### Dataset records
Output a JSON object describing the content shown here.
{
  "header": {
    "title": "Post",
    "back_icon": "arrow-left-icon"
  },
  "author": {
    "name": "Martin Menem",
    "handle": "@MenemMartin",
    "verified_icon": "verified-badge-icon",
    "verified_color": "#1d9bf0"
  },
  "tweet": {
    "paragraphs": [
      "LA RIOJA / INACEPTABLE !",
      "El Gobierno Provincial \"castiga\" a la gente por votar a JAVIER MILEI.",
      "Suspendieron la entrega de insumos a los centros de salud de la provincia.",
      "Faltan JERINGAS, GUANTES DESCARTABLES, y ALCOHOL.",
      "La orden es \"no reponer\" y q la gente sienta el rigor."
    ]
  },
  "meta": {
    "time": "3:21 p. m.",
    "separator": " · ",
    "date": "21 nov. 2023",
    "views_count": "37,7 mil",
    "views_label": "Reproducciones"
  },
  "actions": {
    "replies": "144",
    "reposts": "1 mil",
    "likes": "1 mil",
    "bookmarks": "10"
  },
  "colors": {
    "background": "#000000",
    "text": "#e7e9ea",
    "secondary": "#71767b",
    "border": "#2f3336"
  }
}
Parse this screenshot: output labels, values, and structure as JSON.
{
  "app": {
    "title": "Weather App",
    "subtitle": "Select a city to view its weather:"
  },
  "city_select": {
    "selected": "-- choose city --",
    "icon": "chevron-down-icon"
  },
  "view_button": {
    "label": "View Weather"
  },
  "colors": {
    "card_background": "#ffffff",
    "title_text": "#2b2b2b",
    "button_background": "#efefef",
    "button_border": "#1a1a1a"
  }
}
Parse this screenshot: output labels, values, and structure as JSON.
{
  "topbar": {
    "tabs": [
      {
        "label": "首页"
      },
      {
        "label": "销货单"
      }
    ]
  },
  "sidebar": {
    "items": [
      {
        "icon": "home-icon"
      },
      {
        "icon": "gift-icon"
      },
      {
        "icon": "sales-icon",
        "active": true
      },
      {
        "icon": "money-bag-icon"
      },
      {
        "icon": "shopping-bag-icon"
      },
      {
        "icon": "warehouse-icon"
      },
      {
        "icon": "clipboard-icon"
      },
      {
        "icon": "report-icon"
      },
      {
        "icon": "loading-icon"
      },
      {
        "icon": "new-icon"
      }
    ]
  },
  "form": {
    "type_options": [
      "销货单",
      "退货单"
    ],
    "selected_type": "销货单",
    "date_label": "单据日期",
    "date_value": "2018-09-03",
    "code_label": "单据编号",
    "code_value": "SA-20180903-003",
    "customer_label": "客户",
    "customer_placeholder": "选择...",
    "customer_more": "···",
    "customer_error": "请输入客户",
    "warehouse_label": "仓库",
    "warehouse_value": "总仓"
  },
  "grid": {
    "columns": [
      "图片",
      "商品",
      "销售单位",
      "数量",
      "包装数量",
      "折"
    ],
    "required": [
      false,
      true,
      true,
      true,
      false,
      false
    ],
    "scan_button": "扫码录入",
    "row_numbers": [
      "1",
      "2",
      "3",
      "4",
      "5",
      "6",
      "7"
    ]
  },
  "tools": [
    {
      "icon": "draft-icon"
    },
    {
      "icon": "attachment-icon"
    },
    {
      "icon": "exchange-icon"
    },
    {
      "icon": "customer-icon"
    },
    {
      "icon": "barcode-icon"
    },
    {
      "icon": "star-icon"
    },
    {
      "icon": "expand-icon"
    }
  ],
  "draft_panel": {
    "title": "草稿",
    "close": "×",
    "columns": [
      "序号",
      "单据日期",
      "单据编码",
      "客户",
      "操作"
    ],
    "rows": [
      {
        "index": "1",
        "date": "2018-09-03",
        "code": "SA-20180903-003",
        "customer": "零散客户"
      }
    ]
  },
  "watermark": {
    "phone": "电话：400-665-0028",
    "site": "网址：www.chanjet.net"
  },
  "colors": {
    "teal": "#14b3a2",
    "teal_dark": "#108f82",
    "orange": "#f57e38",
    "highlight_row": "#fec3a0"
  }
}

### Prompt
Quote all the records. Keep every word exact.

### Response area
Output a JSON object describing the content shown here.
{
  "header": {
    "title": "Post",
    "back_icon": "arrow-left-icon"
  },
  "author": {
    "name": "Martin Menem",
    "handle": "@MenemMartin",
    "verified_icon": "verified-badge-icon",
    "verified_color": "#1d9bf0"
  },
  "tweet": {
    "paragraphs": [
      "LA RIOJA / INACEPTABLE !",
      "El Gobierno Provincial \"castiga\" a la gente por votar a JAVIER MILEI.",
      "Suspendieron la entrega de insumos a los centros de salud de la provincia.",
      "Faltan JERINGAS, GUANTES DESCARTABLES, y ALCOHOL.",
      "La orden es \"no reponer\" y q la gente sienta el rigor."
    ]
  },
  "meta": {
    "time": "3:21 p. m.",
    "separator": " · ",
    "date": "21 nov. 2023",
    "views_count": "37,7 mil",
    "views_label": "Reproducciones"
  },
  "actions": {
    "replies": "144",
    "reposts": "1 mil",
    "likes": "1 mil",
    "bookmarks": "10"
  },
  "colors": {
    "background": "#000000",
    "text": "#e7e9ea",
    "secondary": "#71767b",
    "border": "#2f3336"
  }
}
Parse this screenshot: output labels, values, and structure as JSON.
{
  "app": {
    "title": "Weather App",
    "subtitle": "Select a city to view its weather:"
  },
  "city_select": {
    "selected": "-- choose city --",
    "icon": "chevron-down-icon"
  },
  "view_button": {
    "label": "View Weather"
  },
  "colors": {
    "card_background": "#ffffff",
    "title_text": "#2b2b2b",
    "button_background": "#efefef",
    "button_border": "#1a1a1a"
  }
}
Parse this screenshot: output labels, values, and structure as JSON.
{
  "topbar": {
    "tabs": [
      {
        "label": "首页"
      },
      {
        "label": "销货单"
      }
    ]
  },
  "sidebar": {
    "items": [
      {
        "icon": "home-icon"
      },
      {
        "icon": "gift-icon"
      },
      {
        "icon": "sales-icon",
        "active": true
      },
      {
        "icon": "money-bag-icon"
      },
      {
        "icon": "shopping-bag-icon"
      },
      {
        "icon": "warehouse-icon"
      },
      {
        "icon": "clipboard-icon"
      },
      {
        "icon": "report-icon"
      },
      {
        "icon": "loading-icon"
      },
      {
        "icon": "new-icon"
      }
    ]
  },
  "form": {
    "type_options": [
      "销货单",
      "退货单"
    ],
    "selected_type": "销货单",
    "date_label": "单据日期",
    "date_value": "2018-09-03",
    "code_label": "单据编号",
    "code_value": "SA-20180903-003",
    "customer_label": "客户",
    "customer_placeholder": "选择...",
    "customer_more": "···",
    "customer_error": "请输入客户",
    "warehouse_label": "仓库",
    "warehouse_value": "总仓"
  },
  "grid": {
    "columns": [
      "图片",
      "商品",
      "销售单位",
      "数量",
      "包装数量",
      "折"
    ],
    "required": [
      false,
      true,
      true,
      true,
      false,
      false
    ],
    "scan_button": "扫码录入",
    "row_numbers": [
      "1",
      "2",
      "3",
      "4",
      "5",
      "6",
      "7"
    ]
  },
  "tools": [
    {
      "icon": "draft-icon"
    },
    {
      "icon": "attachment-icon"
    },
    {
      "icon": "exchange-icon"
    },
    {
      "icon": "customer-icon"
    },
    {
      "icon": "barcode-icon"
    },
    {
      "icon": "star-icon"
    },
    {
      "icon": "expand-icon"
    }
  ],
  "draft_panel": {
    "title": "草稿",
    "close": "×",
    "columns": [
      "序号",
      "单据日期",
      "单据编码",
      "客户",
      "操作"
    ],
    "rows": [
      {
        "index": "1",
        "date": "2018-09-03",
        "code": "SA-20180903-003",
        "customer": "零散客户"
      }
    ]
  },
  "watermark": {
    "phone": "电话：400-665-0028",
    "site": "网址：www.chanjet.net"
  },
  "colors": {
    "teal": "#14b3a2",
    "teal_dark": "#108f82",
    "orange": "#f57e38",
    "highlight_row": "#fec3a0"
  }
}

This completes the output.